Many British Muslims do not feel obliged to participate in the appeal. One reason for this could be the fact that NATO contributes to so much misery in the Islamic world. I do not disagree with this criticism of our opportunistic foreign policy based on greed and make-belief sense of moral duty. But Poppy appeal is not to support our politicians or their allies in Brussels and Washington. This fund is to pay our respect to the courage which saved our country and the countries of our fathers twice. These red plastic flowers are not to show the world who was the victor; but to show that we respect our soldiers who risk their life and limb to serve our country. If these poppies are to be taken as a symbol of something more than this, then these are a symbol of defiance against aggression and totalitarian and fascist ideologies.
British Muslims should wear the poppy with pride to show their non-Muslim countrymen that close to 80,000 Muslim soldiers laid down their lives in both world wars. These soldiers were all volunteers who left their homeland to fight in the battlefields of Europe and Africa and died along with their comrades from the commonwealth.

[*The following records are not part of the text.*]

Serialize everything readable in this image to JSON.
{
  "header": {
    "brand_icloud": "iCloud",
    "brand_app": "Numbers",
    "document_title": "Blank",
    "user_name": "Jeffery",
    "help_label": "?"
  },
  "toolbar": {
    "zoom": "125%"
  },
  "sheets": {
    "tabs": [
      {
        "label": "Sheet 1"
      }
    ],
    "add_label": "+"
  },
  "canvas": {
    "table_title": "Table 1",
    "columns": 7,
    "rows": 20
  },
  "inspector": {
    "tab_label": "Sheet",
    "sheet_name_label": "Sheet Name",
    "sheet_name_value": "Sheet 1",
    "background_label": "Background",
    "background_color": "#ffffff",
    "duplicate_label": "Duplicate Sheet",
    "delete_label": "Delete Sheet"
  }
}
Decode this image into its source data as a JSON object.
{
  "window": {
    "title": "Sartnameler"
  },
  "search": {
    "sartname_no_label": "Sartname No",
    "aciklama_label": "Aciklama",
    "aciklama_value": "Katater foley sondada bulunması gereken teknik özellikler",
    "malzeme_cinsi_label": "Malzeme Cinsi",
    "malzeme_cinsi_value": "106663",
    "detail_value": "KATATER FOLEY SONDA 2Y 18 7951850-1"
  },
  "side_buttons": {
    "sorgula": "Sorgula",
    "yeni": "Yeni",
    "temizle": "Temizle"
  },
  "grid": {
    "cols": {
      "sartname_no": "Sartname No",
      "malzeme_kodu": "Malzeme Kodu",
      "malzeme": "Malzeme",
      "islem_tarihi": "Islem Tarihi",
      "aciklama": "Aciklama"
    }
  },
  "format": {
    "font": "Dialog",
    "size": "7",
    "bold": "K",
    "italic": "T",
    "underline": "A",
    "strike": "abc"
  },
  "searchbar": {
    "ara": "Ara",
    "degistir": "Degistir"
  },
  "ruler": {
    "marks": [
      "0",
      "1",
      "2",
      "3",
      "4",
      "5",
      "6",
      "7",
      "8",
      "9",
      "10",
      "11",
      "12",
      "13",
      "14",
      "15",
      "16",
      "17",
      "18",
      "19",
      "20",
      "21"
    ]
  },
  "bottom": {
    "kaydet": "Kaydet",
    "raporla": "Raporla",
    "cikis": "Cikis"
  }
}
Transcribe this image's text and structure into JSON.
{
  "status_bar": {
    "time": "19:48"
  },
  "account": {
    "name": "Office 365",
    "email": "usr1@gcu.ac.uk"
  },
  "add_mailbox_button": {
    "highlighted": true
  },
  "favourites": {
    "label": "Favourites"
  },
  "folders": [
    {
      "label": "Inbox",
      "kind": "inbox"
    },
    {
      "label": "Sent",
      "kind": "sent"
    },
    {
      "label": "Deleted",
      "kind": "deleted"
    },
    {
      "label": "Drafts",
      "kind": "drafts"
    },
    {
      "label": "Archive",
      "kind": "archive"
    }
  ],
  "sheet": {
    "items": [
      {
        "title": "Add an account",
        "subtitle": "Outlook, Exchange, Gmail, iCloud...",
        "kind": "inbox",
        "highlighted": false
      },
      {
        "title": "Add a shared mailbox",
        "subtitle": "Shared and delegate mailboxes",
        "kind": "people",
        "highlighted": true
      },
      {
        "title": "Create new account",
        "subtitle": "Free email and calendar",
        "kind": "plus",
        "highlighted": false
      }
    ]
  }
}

We should wear the poppy with a renewed sense of duty to remind our fellow countrymen about the idea of sacrifice. That one must look for ways to contribute to the peace we have in today’s Britain.
We should wear the poppy with a feeling of gratitude for all the freedoms we have in this country. Freedom to worship, practice and preach our faith; and live without the fear of persecution and discrimination.
We should wear the poppy with a prayer for peace. Ameen